A badge of honour: Polestar 3 seat labels
Labels are important to us. Our sustainability labels represent progress, and we proudly wear them, openly and transparently. Like badges of honour.
Central in our daily lives, labels help us navigate the world around us. In the Polestar universe, the purpose of sustainability labels is two-fold. Being transparent about the contents and climate impact of our products helps consumers make informed decisions. But the labels also work as a reminder of the headway we’ve made on our sustainability journey, and the areas in which we can improve.A lot has happened since we first introduced sustainability labelling in back in 2021, adorning all our products with a sustainability declaration showing cradle-to-gate tonne CO2e and traced materials. For instance, Polestar 2 has become a tonne lighter.We’ve recently launched Polestar 3, the SUV for the electric age, featuring carefully selected interior materials. The details of which we’re happy to highlight. That’s why we’ve printed the source and carbon footprint on the surface material of the upholstery. As a badge of honour, to proudly show our progress. And to make it easier for consumers to make informed choices.Polestar 3 features three alternatives when it comes to upholstery: animal welfare secured Nappa leather, bio-attributed MicroTech vinyl, and animal welfare certified wool.
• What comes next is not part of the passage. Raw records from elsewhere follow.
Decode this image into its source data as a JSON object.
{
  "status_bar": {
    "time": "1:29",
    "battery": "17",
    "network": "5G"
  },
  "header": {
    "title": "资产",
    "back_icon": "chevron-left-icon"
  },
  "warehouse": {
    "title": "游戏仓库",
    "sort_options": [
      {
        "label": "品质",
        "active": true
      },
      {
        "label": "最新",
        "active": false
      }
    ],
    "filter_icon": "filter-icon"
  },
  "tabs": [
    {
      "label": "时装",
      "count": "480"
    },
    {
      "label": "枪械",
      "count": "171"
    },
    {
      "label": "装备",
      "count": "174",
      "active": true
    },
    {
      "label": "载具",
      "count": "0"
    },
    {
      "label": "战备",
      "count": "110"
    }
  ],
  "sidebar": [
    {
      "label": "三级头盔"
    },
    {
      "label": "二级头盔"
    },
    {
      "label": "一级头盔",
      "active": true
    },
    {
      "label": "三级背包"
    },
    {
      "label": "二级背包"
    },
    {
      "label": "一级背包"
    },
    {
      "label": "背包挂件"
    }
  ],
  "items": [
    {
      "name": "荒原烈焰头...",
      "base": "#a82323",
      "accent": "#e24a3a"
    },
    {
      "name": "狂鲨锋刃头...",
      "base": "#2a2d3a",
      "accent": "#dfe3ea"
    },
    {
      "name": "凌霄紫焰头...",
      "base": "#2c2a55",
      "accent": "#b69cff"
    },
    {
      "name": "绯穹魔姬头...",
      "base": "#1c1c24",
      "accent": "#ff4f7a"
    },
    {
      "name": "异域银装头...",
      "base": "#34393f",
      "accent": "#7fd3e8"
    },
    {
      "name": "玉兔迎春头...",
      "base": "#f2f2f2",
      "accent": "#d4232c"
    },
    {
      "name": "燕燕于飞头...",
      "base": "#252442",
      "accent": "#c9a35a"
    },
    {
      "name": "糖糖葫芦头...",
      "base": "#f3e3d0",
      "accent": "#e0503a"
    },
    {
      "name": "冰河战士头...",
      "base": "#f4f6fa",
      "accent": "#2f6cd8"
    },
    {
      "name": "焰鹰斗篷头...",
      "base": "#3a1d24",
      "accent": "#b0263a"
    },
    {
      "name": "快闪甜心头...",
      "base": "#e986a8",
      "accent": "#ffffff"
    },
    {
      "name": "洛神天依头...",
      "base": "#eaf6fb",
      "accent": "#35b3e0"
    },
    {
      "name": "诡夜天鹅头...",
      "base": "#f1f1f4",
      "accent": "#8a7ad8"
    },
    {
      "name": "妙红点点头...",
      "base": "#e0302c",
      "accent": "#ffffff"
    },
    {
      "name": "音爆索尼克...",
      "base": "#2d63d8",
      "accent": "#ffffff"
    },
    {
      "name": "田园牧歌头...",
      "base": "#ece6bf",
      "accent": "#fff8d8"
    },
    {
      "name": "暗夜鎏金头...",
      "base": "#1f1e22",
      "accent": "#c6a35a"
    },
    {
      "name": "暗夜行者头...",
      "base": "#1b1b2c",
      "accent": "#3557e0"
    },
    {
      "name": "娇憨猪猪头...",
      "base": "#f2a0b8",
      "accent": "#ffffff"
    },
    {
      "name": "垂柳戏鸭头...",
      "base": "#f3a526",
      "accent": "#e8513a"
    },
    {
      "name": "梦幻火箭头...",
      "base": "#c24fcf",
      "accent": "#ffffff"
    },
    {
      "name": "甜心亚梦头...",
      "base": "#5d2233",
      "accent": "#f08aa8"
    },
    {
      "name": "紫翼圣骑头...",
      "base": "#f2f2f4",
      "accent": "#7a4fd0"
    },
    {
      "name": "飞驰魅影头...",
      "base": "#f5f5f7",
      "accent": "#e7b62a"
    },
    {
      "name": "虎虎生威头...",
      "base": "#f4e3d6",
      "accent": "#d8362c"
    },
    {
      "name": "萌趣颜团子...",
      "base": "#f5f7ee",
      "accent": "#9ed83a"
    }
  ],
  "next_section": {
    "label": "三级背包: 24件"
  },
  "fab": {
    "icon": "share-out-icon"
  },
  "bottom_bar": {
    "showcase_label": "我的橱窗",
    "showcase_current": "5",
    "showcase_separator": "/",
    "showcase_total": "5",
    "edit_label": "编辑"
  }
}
Each material has been carefully selected and developed to create a more sustainable expression of premium.
Made from renewable vinyl and recycled polyester textile, the bio-attributed MicroTech is a vegan alternative to leather and comes as the standard for Polestar 3. Polyvinyl chloride (PVC) is a multi-purpose plastic commonly made from fossil resources and used for synthetic vinyl materials. The MicroTech upholstery, by contrast, is made with 100% fossil-free, bio-attributed PVC, in which the crude oil component has been replaced with tall oil from certified renewable sources.Seats clad in animal welfare certified wool are also available for Polestar 3. The wool is made from animal welfare certified yarn that comes from farms with a responsible approach to managing their lands and animals. The yarn contains 80% certified wool and 20% recycled content.Available as an upgrade, the Nappa leather, produced by premium leather maker Bridge of Weir, is 100% traceable, chrome-free, and animal welfare secured. The rawhides used to craft the leather are sourced locally from responsible suppliers in the UK and Ireland, which are two of the highest-rated territories globally in the Animal Protection Index. Bridge of Weir’s Life Cycle Assessment (LCA) with independently verified data shows that the material has a carbon footprint of 8.1 kg CO2e/m2, making it the lowest published for leather.As of now, the carbon footprint of the Nappa leather option is the only known figure. Once production starts, we will publish an LCA for Polestar 3, including its interior materials. Placeholders in the form of an x will fill the empty spaces of the seat labels until actual figures have been calculated by the upholstery suppliers.The path towards greater sustainability is a learning journey, and we have vowed to bring consumers along, through success and failure. We don’t have all the answers yet. But our sustainability labels remind us that we’re moving in the right direction. It also shows consumers that we’re serious about our commitment to transparency. And for that we wear the labels proudly.
White slopes and green goals: How Laax became one of Switzerland's greenest ski resorts
Our partnership with Weisse Arena Group who manages the ski resort of Laax in the Swiss alps is in its second year so we caught up with their Sustainability Officer, Reto Fry to talk green goals and how to keep our slopes white in the face of climate change.
Joined in climate action: the Pathway Report
The course of the car industry from today until 2030 will play a key role in staying within the 1.5-degree limit of global heating. But the path we’re on will not get us to where we need to go. To get back on track, we need clear directions. A road map, in other words. Which is why we’ve created the Pathway Report, together with Rivian and Kearney.